The entries below are to be duplicated exactly, with nothing left out.

(Page and application data records)
**********
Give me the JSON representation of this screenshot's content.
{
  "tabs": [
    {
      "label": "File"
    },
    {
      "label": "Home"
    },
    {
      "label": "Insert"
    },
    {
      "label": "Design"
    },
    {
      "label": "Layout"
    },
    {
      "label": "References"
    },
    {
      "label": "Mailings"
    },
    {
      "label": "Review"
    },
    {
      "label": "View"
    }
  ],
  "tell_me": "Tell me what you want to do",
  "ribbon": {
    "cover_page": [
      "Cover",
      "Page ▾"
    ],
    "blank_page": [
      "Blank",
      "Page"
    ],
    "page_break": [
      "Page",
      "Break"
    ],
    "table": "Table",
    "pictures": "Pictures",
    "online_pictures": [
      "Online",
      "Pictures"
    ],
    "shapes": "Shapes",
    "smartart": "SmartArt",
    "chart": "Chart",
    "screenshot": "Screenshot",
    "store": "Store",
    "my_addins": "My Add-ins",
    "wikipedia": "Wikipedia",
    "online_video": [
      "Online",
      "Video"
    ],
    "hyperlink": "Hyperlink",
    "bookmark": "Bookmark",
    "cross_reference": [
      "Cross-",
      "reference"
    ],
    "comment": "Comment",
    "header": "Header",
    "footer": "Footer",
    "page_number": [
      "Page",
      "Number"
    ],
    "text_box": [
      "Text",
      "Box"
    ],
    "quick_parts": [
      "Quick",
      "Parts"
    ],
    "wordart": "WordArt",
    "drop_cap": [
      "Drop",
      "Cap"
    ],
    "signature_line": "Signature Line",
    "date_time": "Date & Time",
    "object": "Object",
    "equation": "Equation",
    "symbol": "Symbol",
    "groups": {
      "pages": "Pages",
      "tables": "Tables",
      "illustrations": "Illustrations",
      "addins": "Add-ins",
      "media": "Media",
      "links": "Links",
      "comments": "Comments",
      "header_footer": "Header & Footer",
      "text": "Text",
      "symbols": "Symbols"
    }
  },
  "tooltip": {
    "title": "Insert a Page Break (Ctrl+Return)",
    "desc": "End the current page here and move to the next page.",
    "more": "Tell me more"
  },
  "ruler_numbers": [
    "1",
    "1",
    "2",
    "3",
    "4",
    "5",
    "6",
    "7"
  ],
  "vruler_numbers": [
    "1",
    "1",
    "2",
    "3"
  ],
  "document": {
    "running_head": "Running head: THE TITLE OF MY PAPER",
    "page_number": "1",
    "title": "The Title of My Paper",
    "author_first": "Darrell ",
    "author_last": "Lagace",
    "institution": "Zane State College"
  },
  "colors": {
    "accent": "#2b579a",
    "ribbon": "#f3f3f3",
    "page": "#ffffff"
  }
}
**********
--- REPLY TO THE TASK ---
Give me the JSON representation of this screenshot's content.
{
  "tabs": [
    {
      "label": "File"
    },
    {
      "label": "Home"
    },
    {
      "label": "Insert"
    },
    {
      "label": "Design"
    },
    {
      "label": "Layout"
    },
    {
      "label": "References"
    },
    {
      "label": "Mailings"
    },
    {
      "label": "Review"
    },
    {
      "label": "View"
    }
  ],
  "tell_me": "Tell me what you want to do",
  "ribbon": {
    "cover_page": [
      "Cover",
      "Page ▾"
    ],
    "blank_page": [
      "Blank",
      "Page"
    ],
    "page_break": [
      "Page",
      "Break"
    ],
    "table": "Table",
    "pictures": "Pictures",
    "online_pictures": [
      "Online",
      "Pictures"
    ],
    "shapes": "Shapes",
    "smartart": "SmartArt",
    "chart": "Chart",
    "screenshot": "Screenshot",
    "store": "Store",
    "my_addins": "My Add-ins",
    "wikipedia": "Wikipedia",
    "online_video": [
      "Online",
      "Video"
    ],
    "hyperlink": "Hyperlink",
    "bookmark": "Bookmark",
    "cross_reference": [
      "Cross-",
      "reference"
    ],
    "comment": "Comment",
    "header": "Header",
    "footer": "Footer",
    "page_number": [
      "Page",
      "Number"
    ],
    "text_box": [
      "Text",
      "Box"
    ],
    "quick_parts": [
      "Quick",
      "Parts"
    ],
    "wordart": "WordArt",
    "drop_cap": [
      "Drop",
      "Cap"
    ],
    "signature_line": "Signature Line",
    "date_time": "Date & Time",
    "object": "Object",
    "equation": "Equation",
    "symbol": "Symbol",
    "groups": {
      "pages": "Pages",
      "tables": "Tables",
      "illustrations": "Illustrations",
      "addins": "Add-ins",
      "media": "Media",
      "links": "Links",
      "comments": "Comments",
      "header_footer": "Header & Footer",
      "text": "Text",
      "symbols": "Symbols"
    }
  },
  "tooltip": {
    "title": "Insert a Page Break (Ctrl+Return)",
    "desc": "End the current page here and move to the next page.",
    "more": "Tell me more"
  },
  "ruler_numbers": [
    "1",
    "1",
    "2",
    "3",
    "4",
    "5",
    "6",
    "7"
  ],
  "vruler_numbers": [
    "1",
    "1",
    "2",
    "3"
  ],
  "document": {
    "running_head": "Running head: THE TITLE OF MY PAPER",
    "page_number": "1",
    "title": "The Title of My Paper",
    "author_first": "Darrell ",
    "author_last": "Lagace",
    "institution": "Zane State College"
  },
  "colors": {
    "accent": "#2b579a",
    "ribbon": "#f3f3f3",
    "page": "#ffffff"
  }
}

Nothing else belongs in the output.